Throughout the ages the Thames has been locked in Winter's icy grip on countless occasions. In olden time when its bed was much wider, ice would form at the sides, and as the frost increased, would extend from bank to bank.
In 1063 it is recorded that it was frozen over for fourteen weeks, and again in 1076. In 1434 it was frozen over below London Bridge, as far down as Gravesend, and the frost lasted from November 24th to February 10th.
In 1515 the ice on the river was strong enough to bear carriages, and many passed over between Lambeth and Westminster, but unfortunately it is not said what sort of carriages - coaches did not come into use until a later date.
In 1564 we first hear of all sorts of diversions on the frozen river, the first real Frost Fair, but very little is recorded of it. There can be little doubt that London Bridge, with its narrow arches and huge piers, contributed not a little to the frequent freezing of the river from bank to bank.

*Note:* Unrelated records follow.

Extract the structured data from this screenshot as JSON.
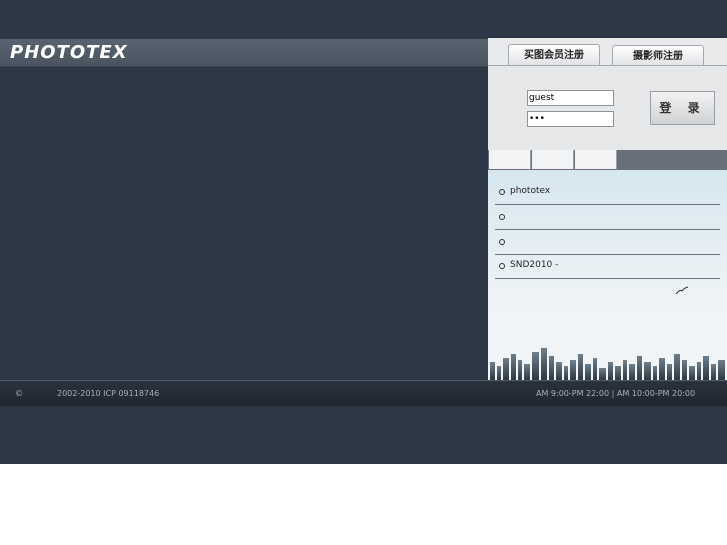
{
  "brand": {
    "logo_text": "PHOTOTEX"
  },
  "tabs": [
    {
      "label": "买图会员注册"
    },
    {
      "label": "摄影师注册"
    }
  ],
  "login": {
    "username_value": "guest",
    "password_value": "•••",
    "button_label": "登 录"
  },
  "news": {
    "items": [
      {
        "label": "phototex"
      },
      {
        "label": ""
      },
      {
        "label": ""
      },
      {
        "label": "SND2010   -"
      }
    ]
  },
  "footer": {
    "copyright_symbol": "©",
    "copyright_text": "2002-2010  ICP 09118746",
    "hours": "AM 9:00-PM 22:00 |   AM 10:00-PM 20:00"
  }
}
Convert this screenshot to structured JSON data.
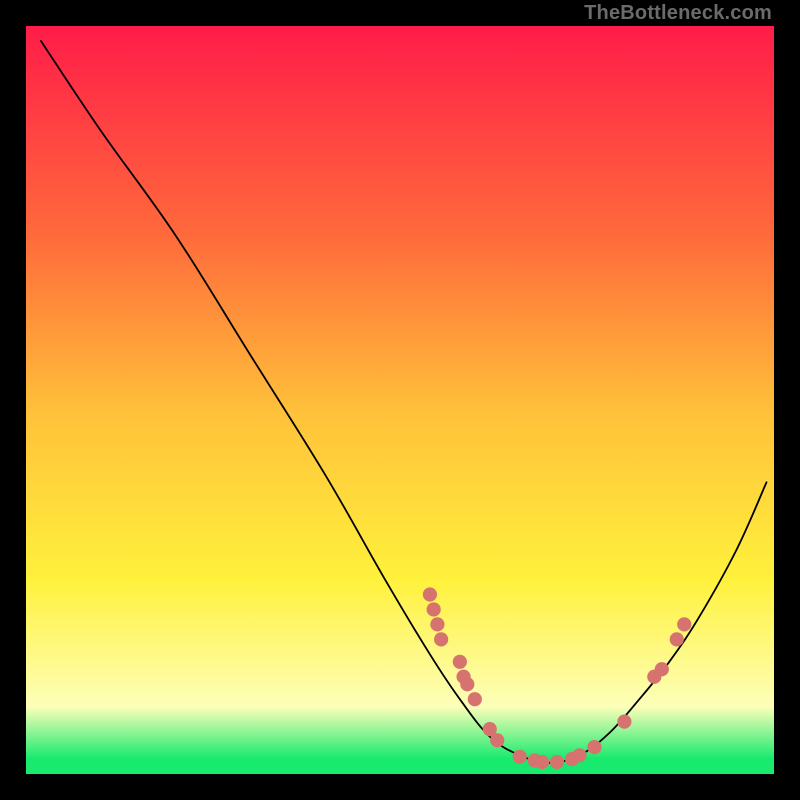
{
  "attribution": "TheBottleneck.com",
  "colors": {
    "frame": "#000000",
    "curve": "#000000",
    "points": "#d6736f",
    "grad_top": "#ff1c49",
    "grad_mid_upper": "#ff6a3b",
    "grad_mid": "#ffc23a",
    "grad_mid_lower": "#fff13c",
    "grad_light": "#fdffb9",
    "grad_bottom": "#17ea6d"
  },
  "chart_data": {
    "type": "line",
    "title": "",
    "xlabel": "",
    "ylabel": "",
    "xlim": [
      0,
      100
    ],
    "ylim": [
      0,
      100
    ],
    "curve": [
      {
        "x": 2,
        "y": 98
      },
      {
        "x": 10,
        "y": 86
      },
      {
        "x": 20,
        "y": 72
      },
      {
        "x": 30,
        "y": 56
      },
      {
        "x": 40,
        "y": 40
      },
      {
        "x": 48,
        "y": 26
      },
      {
        "x": 54,
        "y": 16
      },
      {
        "x": 58,
        "y": 10
      },
      {
        "x": 62,
        "y": 5
      },
      {
        "x": 66,
        "y": 2.5
      },
      {
        "x": 70,
        "y": 1.5
      },
      {
        "x": 74,
        "y": 2.5
      },
      {
        "x": 78,
        "y": 5.5
      },
      {
        "x": 82,
        "y": 10
      },
      {
        "x": 86,
        "y": 15
      },
      {
        "x": 90,
        "y": 21
      },
      {
        "x": 95,
        "y": 30
      },
      {
        "x": 99,
        "y": 39
      }
    ],
    "points": [
      {
        "x": 54,
        "y": 24
      },
      {
        "x": 54.5,
        "y": 22
      },
      {
        "x": 55,
        "y": 20
      },
      {
        "x": 55.5,
        "y": 18
      },
      {
        "x": 58,
        "y": 15
      },
      {
        "x": 58.5,
        "y": 13
      },
      {
        "x": 59,
        "y": 12
      },
      {
        "x": 60,
        "y": 10
      },
      {
        "x": 62,
        "y": 6
      },
      {
        "x": 63,
        "y": 4.5
      },
      {
        "x": 66,
        "y": 2.3
      },
      {
        "x": 68,
        "y": 1.8
      },
      {
        "x": 69,
        "y": 1.6
      },
      {
        "x": 71,
        "y": 1.6
      },
      {
        "x": 73,
        "y": 2.0
      },
      {
        "x": 74,
        "y": 2.5
      },
      {
        "x": 76,
        "y": 3.6
      },
      {
        "x": 80,
        "y": 7
      },
      {
        "x": 84,
        "y": 13
      },
      {
        "x": 85,
        "y": 14
      },
      {
        "x": 87,
        "y": 18
      },
      {
        "x": 88,
        "y": 20
      }
    ]
  }
}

Since the new bridge has been built such an occurrence has been less frequent. The floating ice was massed against these piers and heaped up on the starlings, and so formed a barrier, and the intervals between soon got frozen over.Next page: The Great Frost